"The rich man had very many flocks and herds."
II Samuel 12: 2
EXPLORATION "The Accumulation of Possessions"
"There is not a vice which more effectually contracts and deadens the feelings, which more completely makes a man's affections center in himself and excludes all others from partaking in them, than the desire of accumulating possessions."
How do I feel about the "things" I possess?
Do these "things" control my life?
Do my possessions bring me satisfaction?
"All the possessions of mortals are mortal."
INSPIRATION "You actually possess everything you can see when you close your eyes."
This past week, I was in Phoenix because my niece, Aimee. and her two children. came to spend a few days. I could never have imagined the weather that awaited my arrival. As we headed down the freeway, I received a call on my cell phone, which I might add is unusual. It was someone in my office warning Jim and me that we were driving directly into a violent storm, which by the end of the day had left a huge path of damage in its wake. My youngest niece, Bethanie's car was pummeled by golf ball size hail that broke out her car windows and car lights. Fortunately, she wasn't on the road but in an office building when the most violent part of the storm struck. So many people had so many "things," that within a few seconds, were destroyed.

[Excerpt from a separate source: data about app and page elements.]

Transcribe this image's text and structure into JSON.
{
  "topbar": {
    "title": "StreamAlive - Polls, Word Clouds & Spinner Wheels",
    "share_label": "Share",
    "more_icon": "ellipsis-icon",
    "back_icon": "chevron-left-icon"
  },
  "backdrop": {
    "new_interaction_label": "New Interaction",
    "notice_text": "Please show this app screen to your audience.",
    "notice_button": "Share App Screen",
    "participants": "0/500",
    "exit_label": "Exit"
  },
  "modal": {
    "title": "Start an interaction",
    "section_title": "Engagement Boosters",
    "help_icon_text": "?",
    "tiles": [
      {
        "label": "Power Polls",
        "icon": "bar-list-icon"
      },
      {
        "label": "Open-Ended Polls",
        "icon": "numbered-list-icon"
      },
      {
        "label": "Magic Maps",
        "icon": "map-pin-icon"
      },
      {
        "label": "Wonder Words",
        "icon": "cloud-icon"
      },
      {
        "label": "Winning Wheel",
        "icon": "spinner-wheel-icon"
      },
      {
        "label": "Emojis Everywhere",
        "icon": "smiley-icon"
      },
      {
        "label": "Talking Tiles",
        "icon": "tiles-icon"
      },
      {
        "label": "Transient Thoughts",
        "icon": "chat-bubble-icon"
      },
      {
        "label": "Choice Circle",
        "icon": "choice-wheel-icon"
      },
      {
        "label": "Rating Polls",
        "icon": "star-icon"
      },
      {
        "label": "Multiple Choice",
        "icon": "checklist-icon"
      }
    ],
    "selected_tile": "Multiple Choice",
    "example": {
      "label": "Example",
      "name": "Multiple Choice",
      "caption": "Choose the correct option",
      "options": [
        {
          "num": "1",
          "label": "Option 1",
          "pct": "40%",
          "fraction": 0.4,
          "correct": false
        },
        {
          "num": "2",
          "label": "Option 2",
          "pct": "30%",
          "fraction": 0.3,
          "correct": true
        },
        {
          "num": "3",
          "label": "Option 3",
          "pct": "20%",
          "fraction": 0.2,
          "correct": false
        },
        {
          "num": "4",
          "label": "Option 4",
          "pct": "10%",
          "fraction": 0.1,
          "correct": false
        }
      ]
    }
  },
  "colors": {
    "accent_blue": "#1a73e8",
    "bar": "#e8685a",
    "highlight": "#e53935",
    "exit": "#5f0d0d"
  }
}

Maybe this is why, it is frequently at times of severe disaster or critical illness when we are led to take stock of our lives and consider what makes our lives valuable.
Recently, after a tornado hit their town, a family who had lost every material possession, smilingly said when interviewed by a TV reporter, "Thank God, we have each other." I could relate to what they said for after our car accident, the only thing that mattered to Jim and me was that the other one was alive. It didn't bother us that our only vehicle was totally destroyed. We weren't worried that the clothes we were wearing had to be cut off our bodies and thrown in the garbage. We just wanted to know that the person we loved was all right.
As we look at our text today, II Samuel 12: 2, we find that the rich man in the city is described as someone who had "very many flocks and herds." I find it important to note that this story doesn't single out any particular lamb or goat. Instead, the possessions of this rich man were of such a quantity they were lumped together and described as groups - herds and flocks. And this is exactly what happens when there is so much abundance in one life that nothing particularly stands out as special anymore.
Thomas Jefferson penned this thought, "material abundance without character is the surest way to destruction." This is a thought-provoking concept, for the rich man who had the herds and flocks, was sadly a person whom we will find may have had all the "things" he wanted but he lacked a heavenly character which was crucial to handling his possessions wisely.
In Luke 18: 18-25, the Bible tells us about a young man who came to Jesus desiring to "inherit" eternal life. After assuring Jesus that he had "done" all the right things, the young man was shocked when Jesus told him to go "sell all that thou hast, and distribute unto the poor, and thou shalt have treasure in heaven: and come, follow me" (Luke 18: 22).
One of the saddest passages in Scripture are the words found in Luke 18: 23, which follow the text above, "and when he heard this, he (the young man) was very sorrowful: for he was very rich." Whether it was herds or flocks, houses or lands, the "things" that this individual possessed held him back from following his heavenly purpose.
May nothing you and I possess ever do the same and hold us back from God's call when it comes and He says, "Follow Me."
"It is a very high point of Christian wisdom and prudence always to look upon the good things and the great things of this world as a man will certainly look upon them when he comes to die."
AFFIRMATION "Don't hoard treasure down here where it gets eaten by moths and corroded by rust or - worse! - stolen by burglars. Stockpile treasure in heaven, where it's safe from moth and rust and burglars. It's obvious, isn't it? The place where your treasure is, is the place you will most want to be, and end up being."
Matthew 6: 19-21
The Message Bible
Currency of Living
"I am not sure where I am with money.
When I've had very little of it,
I've been full of theories about sharing;
but when I've had more than enough,
the money changer in my temple
tends to label the surplus "my" and "mine".
I can't imagine the world without money
and yet it's difficult to use it wisely.
Jesus said that where our treasure is,
that's where our hearts are also.
I think I know what he meant,
but it still doesn't prevent me
from getting my values mixed up.
Where is my treasure?
Where is my heart?
I think it helps when I remember
just whose earth this really is.
It's a truth that everything I have,
including myself, is a gift from God.
Nothing can be earned, nothing owned,
nothing labeled with my name.
When I remember that,
my heart shifts focus.
I lose sight of the "my" and "mine"
of material possessions
and I reach out to worship
not the gifts but the Giver."
Dorothy Valcàrcel, Author
When A Woman Meets Jesus
P.S. My book, When A Woman Meets Jesus, is now available wherever books are sold and on the internet at www.amazon.com, Christianbook.com, or by calling toll-free, 1-800-Christian. You can also go to www.whenawomanmeetsjesus.com and purchase the book through Paypal for $8.00. Or by calling Transformation Garden at 1-888-397-4348.
For more from Dorothy, please visit transformationgarden.com.